- **EXERCISE INSTRUCTIONS**: Your task is to copy each line in the listing that includes the word "label".

- **DATASET RECORDS**:
┄┄┄┄┄┄
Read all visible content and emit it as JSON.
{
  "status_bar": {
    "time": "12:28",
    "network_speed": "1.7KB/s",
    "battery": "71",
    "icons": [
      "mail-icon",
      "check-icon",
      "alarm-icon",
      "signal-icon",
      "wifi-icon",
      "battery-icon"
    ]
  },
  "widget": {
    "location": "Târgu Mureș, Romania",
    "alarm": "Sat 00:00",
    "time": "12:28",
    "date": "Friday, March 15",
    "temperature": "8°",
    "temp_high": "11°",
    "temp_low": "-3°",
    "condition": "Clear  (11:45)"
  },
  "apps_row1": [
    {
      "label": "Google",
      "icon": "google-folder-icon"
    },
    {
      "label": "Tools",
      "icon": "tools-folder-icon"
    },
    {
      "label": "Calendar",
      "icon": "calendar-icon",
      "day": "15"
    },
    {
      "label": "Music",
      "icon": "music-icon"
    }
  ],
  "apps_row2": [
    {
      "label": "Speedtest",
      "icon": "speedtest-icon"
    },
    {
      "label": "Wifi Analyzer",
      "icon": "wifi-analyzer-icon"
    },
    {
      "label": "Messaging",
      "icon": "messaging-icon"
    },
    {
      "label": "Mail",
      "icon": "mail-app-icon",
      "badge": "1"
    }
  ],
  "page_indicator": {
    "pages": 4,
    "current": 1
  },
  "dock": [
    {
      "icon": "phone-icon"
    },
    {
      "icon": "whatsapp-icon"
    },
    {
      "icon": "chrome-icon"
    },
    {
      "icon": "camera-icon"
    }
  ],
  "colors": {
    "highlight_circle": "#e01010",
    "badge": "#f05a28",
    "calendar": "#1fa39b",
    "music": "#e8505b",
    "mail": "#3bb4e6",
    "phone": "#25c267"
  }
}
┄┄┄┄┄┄
- **EXPECTED OUTPUT**:
      "label": "Google",
      "label": "Tools",
      "label": "Calendar",
      "label": "Music",
      "label": "Speedtest",
      "label": "Wifi Analyzer",
      "label": "Messaging",
      "label": "Mail",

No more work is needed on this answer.